11. (SBU) The Ambassador also raised the issue of treatment of American citizens at Ben Gurion airport. He told Diskin that the Embassy continues to receive credible reports that AmCits are being subjected to harsh and in some cases abusive treatment by security officials at Ben Gurion. He added that increasingly, these reports were not just coming from Palestinian-Americans, but from Americans of varying backgrounds. The Ambassador cited the case of an American citizen who traveled to Israel for a funeral and was turned away at Ben Gurion for no apparent reason. He asked whether Israel was aware of the impact of such reports on the perception of Israel in American public opinion, and urged the GOI to address this concern seriously. The USG does not want to have to revise its travel warning for Israel, the Ambassador added. Diskin responded that he was aware of some of the reports, but had found no evidence that Port Authority officials (who are subject to Shin Bet oversight) were deliberately mistreating Americans.

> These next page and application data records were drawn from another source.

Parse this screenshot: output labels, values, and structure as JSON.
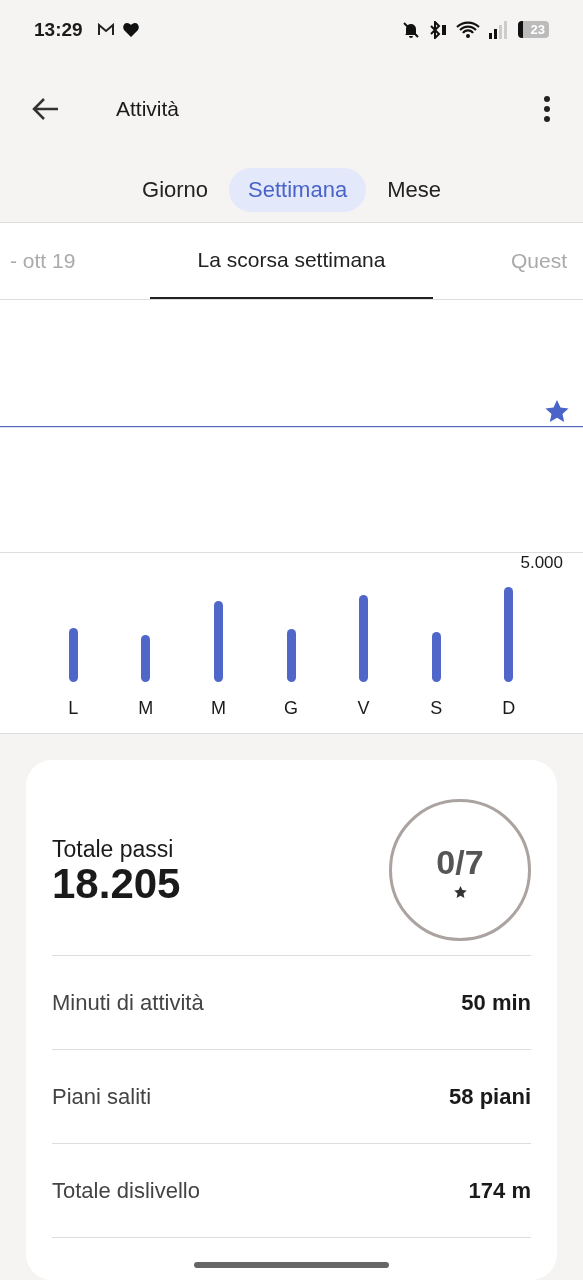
{
  "status_bar": {
    "time": "13:29",
    "battery": "23"
  },
  "header": {
    "title": "Attività"
  },
  "range_tabs": [
    {
      "label": "Giorno",
      "selected": false
    },
    {
      "label": "Settimana",
      "selected": true
    },
    {
      "label": "Mese",
      "selected": false
    }
  ],
  "period_tabs": [
    {
      "label": "- ott 19",
      "selected": false
    },
    {
      "label": "La scorsa settimana",
      "selected": true
    },
    {
      "label": "Quest",
      "selected": false
    }
  ],
  "chart": {
    "goal_label": "5.000",
    "days": [
      "L",
      "M",
      "M",
      "G",
      "V",
      "S",
      "D"
    ]
  },
  "summary": {
    "label": "Totale passi",
    "value": "18.205",
    "goal_days": "0/7"
  },
  "stats": [
    {
      "label": "Minuti di attività",
      "value": "50 min"
    },
    {
      "label": "Piani saliti",
      "value": "58 piani"
    },
    {
      "label": "Totale dislivello",
      "value": "174 m"
    }
  ]
}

12. (SBU) Diskin cited the case of Genevieve Greene and Melissa Martin specifically, noting that after a thorough review, Shin Bet was unable to find any evidence of mistreatment. (Note: On September 27, Shin Bet forwarded the Embassy the results of its examination of the Genevieve Greene/Melissa Martin and Amelia Telford Peltz cases, which Embassy had cited as recent cases of mistreatment.) Diskin said Israel appreciates its American visitors, and speculated that the cases were either coincidental, or that there was some misunderstanding between Shin Bet,s guidance and the Port Authority,s implementation. He vowed to fully investigate any cases that the Embassy forwards his office. XXXXXXXXXXXXJONES